The City Council on Tuesday approved a Southern California Edison proposal that will save five eucalyptus trees in Bluebird Canyon that had been headed for the chopping block.
Not everyone embraced the reprieve proposed by Edison representative Steve Nelson. They cited safety as their major concern.
"We saw in 1993 how catastrophic these trees are," said Peter Grohmann. "They explode in a fire, and the Fire Department has recommended their removal."
Fire Department officials said it's not just about the fire hazard, but also the fragility of the trees. Uprooted trees or broken limbs can impede evacuation and access by emergency vehicles in a disaster.
But arborist Greg Applegate, who had been hired by a group of Bluebird Canyon residents who resisted the idea of chopping down the trees, said there is no data that substantiates the belief that eucalyptus trees are more dangerous than other species.
"You are two times more likely to be struck by lightning than by a tree," said Applegate, who had once been called in by the city to treat the aging pepper tree in front of City Hall.
However, longtime city naturalist Kimberly Leeds had nothing good to say about eucalyptus, the nonnative transplants from Australia.
"Shallow roots don't hold well in sandy soil — and we have sandy substrate Topanga Formation in most of Laguna, including Bluebird Canyon," Leeds said. "The roots clog up sewers and burst water pipes, cause road damage and erosion on the hillsides."
Leeds said the trees are detrimental to species diversity.
"High levels of oil in the debris make it decompose at a very low rate — this limits the regeneration of topsoil," Leeds said. "The oil is toxic to most animals.
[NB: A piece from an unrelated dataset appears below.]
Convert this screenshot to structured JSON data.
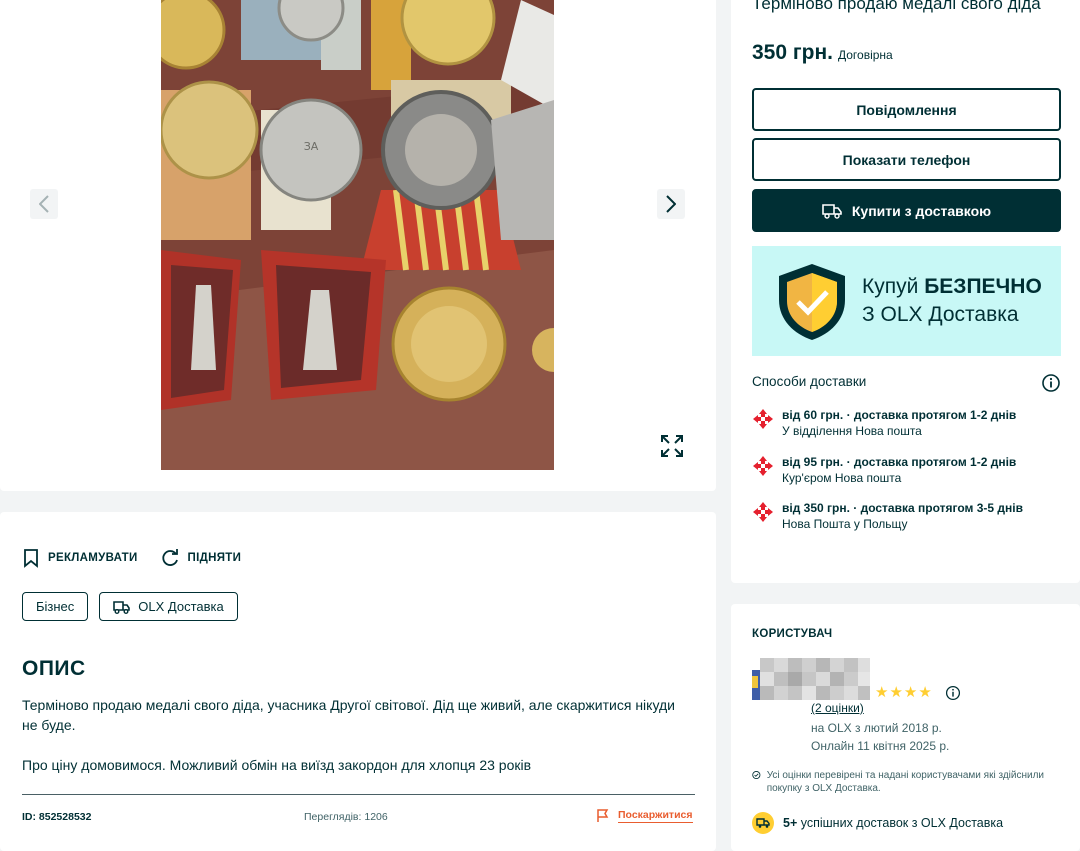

Birds get the oil in their beaks and nostrils, often causing death."
High winds can knock off branches and fell the trees, she added.
"My husband's car and the home he lived in were destroyed — he was lucky to escape with his life," Leeds said.
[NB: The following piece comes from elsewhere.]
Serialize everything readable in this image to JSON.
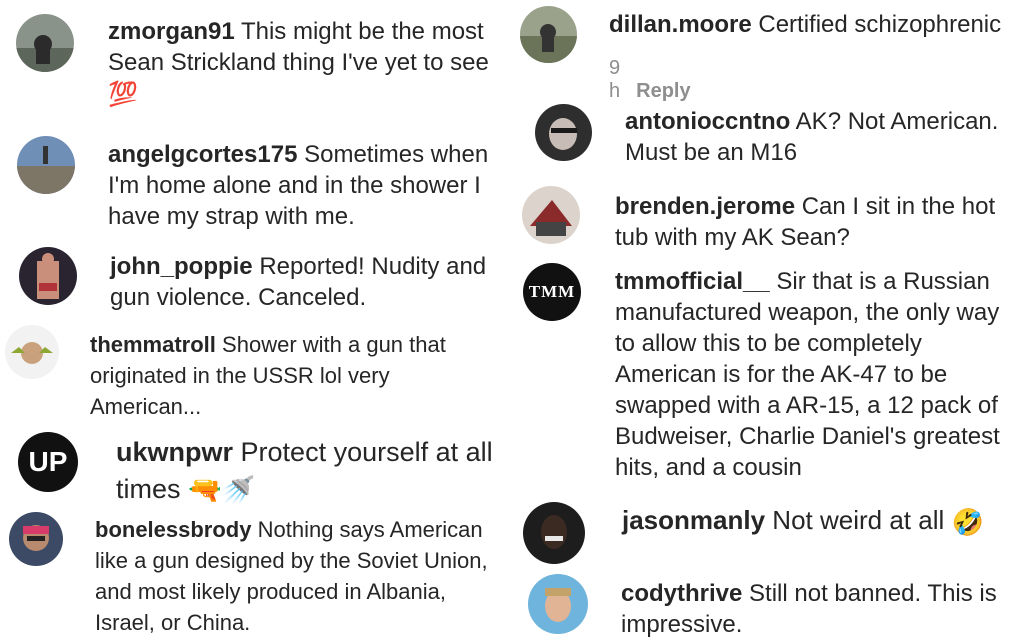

Bluebird Canyon resident Mary Fegraus said she had a similar experience, but she accepted Nelson's proposal.
"It was sensible and sensitive," said Fegraus, founding executive director of the Laguna Canyon Foundation.
Under the proposal, tree maintenance will be accelerated, and Edison will pay for it.
"If further action needs to be taken, we will return to the city," said Nelson, who has been Edison's representative to Laguna for 20 years.
Councilman Kelly Boyd requested Nelson's appearance at the council meeting.
"I have never seen [five] trees get this much attention," Nelson said.
Eleanor Henry, one of the first Bluebird Canyon residents to publicly castigate the plan to remove the trees, thanked Edison for its reversal.
But it isn't just the five trees earmarked for removal that need watching, according to several of the 12 speakers who addressed the council.
Todd Green said all eucalyptus trees in the canyon need to assessed.
Native Lagunan Liza Interlandi Stewart, who has lived in Bluebird Canyon for most of her 52 years, went even further.
"All the trees should be looked at," she said.
Councilwoman Elizabeth Pearson, liaison to the Disaster Committee, said neighborhoods should organize tree reviews for the sake of their own safety.
"We need to be more proactive," Pearson said.
Councilwoman Toni Iseman suggested the compilation of a public list of suspect trees.
"Get these suckers under the wires," said newly seated Mayor Jane Egly. "It is not just diseased trees; it's also location."